▶ _Required action_: If a line of the listing below contains the string "Insert", count it, then give the total by itself.

▶ _Data for this exercise_:
*****
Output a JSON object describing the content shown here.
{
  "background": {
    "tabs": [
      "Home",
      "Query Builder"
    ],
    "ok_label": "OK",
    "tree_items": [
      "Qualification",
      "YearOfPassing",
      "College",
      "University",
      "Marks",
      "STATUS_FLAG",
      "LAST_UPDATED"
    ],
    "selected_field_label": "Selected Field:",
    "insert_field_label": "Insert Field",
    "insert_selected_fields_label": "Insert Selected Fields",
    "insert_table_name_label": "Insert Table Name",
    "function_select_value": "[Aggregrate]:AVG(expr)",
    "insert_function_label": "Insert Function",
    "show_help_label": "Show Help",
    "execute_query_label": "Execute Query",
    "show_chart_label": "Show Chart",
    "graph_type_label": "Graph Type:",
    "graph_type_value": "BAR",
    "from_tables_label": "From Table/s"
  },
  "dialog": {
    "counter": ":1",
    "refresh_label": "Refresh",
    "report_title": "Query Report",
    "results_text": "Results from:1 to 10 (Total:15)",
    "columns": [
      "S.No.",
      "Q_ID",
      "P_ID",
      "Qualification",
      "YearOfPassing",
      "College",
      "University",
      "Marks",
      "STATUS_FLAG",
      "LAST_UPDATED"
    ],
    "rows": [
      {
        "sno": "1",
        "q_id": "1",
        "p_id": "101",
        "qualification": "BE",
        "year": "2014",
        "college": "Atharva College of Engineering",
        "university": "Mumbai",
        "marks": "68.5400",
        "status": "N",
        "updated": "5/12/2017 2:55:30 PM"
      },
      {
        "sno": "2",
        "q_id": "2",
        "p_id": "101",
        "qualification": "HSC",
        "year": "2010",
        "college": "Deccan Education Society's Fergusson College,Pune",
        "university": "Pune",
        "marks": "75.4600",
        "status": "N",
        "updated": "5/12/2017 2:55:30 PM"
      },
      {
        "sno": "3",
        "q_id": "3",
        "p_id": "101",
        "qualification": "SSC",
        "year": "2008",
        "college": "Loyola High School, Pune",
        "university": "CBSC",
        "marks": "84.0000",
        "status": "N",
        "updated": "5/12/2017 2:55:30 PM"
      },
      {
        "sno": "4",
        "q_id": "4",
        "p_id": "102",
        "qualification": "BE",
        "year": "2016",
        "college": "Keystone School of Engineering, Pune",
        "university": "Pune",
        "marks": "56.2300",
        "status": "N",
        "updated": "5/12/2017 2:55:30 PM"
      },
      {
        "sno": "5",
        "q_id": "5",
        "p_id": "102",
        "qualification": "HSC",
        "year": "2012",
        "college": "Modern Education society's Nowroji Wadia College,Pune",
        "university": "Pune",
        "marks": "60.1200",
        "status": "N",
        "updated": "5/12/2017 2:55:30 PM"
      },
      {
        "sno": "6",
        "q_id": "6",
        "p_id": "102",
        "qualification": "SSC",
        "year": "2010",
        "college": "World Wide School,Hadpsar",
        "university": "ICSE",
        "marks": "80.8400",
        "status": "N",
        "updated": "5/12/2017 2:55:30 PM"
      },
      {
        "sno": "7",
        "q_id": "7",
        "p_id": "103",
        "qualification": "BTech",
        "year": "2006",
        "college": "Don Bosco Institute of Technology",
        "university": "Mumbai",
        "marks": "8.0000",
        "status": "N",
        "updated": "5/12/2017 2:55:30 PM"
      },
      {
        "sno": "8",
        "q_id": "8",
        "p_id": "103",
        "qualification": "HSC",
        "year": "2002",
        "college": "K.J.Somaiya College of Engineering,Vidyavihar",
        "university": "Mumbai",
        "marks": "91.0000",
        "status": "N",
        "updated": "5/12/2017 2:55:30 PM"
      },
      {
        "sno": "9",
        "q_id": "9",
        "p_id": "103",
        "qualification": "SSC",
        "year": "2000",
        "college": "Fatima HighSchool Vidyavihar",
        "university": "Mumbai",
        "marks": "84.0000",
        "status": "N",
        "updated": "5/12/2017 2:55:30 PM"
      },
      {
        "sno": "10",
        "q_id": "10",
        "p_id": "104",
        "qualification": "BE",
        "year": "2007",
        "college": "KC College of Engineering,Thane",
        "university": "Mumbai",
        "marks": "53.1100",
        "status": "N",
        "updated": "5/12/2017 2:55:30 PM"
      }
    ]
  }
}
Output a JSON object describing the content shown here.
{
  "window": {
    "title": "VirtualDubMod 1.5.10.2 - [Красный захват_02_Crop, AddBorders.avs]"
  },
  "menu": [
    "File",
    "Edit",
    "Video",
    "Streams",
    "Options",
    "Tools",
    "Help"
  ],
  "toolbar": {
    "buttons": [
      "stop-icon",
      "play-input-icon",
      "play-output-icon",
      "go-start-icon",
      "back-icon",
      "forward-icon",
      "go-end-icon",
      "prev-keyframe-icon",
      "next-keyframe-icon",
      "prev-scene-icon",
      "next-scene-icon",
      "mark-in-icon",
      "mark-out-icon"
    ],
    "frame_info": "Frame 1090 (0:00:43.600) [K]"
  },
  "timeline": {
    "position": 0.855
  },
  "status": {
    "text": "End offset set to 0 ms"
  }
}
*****
▶ _Solution to this task_: 4